What does it mean to live to 100 years of age?
In a thought-provoking talk about what extended lifespans mean for individuals and organisations, Emma Birchall sounded the death knell for the traditional ‘three-stage life’ of education, work and retirement.
“My hypothesis is that we’re going to break up these three stages in a way that’s so much better for all of us,” she said.
Instead of “front-loaded education”, there will be lifelong learning; work will no longer have a hard start and stop date, and leisure time will be woven throughout our lives rather than combined in a lengthy retirement.
To survive a career that is a “50-year marathon rather than a 30-year sprint”, we will need to take the same rigour we apply
to managing our tangible assets (savings, pensions and homes) and apply it to our intangible assets (productivity, vitality and transformation), argued Birchall.
This, she believes, will involve anticipating future skill sets (as individuals and employers) and prioritising learning alongside current productivity. It will also mean “rethinking the sequencing and pacing of our working lives”.
“Are we taking time to build regenerative friendships?” she asked. “Are we encouraging people in our organisations to do the same?”
Managing transformation will require us to get better at change, developing self-knowledge via diverse experiences and networks.
“My challenge to you today is to think about what’s happening with your intangible assets,” she told the audience. “Where are you on the chart now and in six months?”

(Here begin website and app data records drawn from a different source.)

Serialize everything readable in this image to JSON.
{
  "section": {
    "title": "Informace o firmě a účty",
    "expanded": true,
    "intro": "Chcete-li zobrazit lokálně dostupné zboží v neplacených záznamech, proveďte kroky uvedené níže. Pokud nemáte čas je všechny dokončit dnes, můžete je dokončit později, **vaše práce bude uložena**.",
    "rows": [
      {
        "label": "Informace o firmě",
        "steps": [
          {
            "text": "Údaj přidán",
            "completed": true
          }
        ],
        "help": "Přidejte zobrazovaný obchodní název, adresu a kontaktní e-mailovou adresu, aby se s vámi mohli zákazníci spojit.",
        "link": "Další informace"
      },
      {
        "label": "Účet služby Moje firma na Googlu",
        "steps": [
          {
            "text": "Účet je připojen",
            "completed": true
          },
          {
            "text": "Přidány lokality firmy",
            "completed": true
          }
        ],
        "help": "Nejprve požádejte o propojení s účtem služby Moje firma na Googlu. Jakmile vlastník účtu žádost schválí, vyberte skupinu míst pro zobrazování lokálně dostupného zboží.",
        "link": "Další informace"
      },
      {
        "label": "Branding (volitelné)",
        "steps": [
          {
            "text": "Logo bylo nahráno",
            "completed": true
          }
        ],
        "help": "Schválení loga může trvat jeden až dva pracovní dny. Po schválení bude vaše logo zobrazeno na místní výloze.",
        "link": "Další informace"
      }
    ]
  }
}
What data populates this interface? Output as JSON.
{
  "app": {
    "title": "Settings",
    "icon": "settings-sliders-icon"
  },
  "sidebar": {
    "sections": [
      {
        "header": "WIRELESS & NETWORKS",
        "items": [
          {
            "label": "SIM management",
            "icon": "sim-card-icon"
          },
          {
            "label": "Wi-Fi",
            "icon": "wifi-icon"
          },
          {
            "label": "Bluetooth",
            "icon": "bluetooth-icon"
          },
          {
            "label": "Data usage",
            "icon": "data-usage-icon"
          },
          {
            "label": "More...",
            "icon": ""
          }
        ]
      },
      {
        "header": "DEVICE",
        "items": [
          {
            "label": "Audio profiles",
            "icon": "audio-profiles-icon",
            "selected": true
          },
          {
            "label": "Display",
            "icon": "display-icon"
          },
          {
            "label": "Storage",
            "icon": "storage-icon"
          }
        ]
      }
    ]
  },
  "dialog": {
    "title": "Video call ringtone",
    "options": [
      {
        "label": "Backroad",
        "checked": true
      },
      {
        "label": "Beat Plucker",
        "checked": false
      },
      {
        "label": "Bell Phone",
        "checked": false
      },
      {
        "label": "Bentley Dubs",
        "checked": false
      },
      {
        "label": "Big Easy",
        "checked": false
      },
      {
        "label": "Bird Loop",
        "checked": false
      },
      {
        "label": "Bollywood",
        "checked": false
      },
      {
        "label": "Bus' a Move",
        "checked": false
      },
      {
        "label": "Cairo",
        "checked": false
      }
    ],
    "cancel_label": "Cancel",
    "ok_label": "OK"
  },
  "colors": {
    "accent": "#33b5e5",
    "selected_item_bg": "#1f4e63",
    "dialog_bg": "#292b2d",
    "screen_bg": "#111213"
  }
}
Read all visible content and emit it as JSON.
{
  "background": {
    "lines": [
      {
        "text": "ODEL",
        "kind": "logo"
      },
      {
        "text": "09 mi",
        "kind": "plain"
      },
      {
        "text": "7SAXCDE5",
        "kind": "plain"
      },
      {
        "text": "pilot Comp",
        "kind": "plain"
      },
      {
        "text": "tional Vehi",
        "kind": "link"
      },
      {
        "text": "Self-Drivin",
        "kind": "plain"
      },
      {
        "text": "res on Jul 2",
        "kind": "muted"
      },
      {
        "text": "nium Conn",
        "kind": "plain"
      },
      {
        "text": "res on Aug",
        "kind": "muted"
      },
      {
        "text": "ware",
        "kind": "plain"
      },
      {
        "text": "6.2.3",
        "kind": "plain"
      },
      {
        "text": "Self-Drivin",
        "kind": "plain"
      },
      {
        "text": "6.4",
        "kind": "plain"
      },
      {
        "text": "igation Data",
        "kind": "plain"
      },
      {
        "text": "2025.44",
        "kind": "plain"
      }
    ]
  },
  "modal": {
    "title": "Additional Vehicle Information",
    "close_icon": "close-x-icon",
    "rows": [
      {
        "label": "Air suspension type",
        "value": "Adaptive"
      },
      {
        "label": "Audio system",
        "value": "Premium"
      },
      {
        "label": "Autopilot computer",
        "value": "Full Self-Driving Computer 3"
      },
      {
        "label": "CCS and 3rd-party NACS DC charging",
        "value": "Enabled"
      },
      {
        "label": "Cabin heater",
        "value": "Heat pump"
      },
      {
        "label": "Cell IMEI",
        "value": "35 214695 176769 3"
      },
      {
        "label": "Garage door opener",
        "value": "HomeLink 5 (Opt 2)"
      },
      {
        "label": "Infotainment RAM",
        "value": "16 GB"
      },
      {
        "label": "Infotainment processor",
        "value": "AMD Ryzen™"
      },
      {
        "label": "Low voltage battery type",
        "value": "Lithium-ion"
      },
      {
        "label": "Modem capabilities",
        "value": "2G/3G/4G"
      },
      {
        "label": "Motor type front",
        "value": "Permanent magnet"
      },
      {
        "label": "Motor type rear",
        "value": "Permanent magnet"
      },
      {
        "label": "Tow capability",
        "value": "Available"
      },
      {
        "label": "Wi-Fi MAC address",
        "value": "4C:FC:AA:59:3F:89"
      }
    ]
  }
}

To watch an exclusive Q&A, as well as Emma's presentation, click here.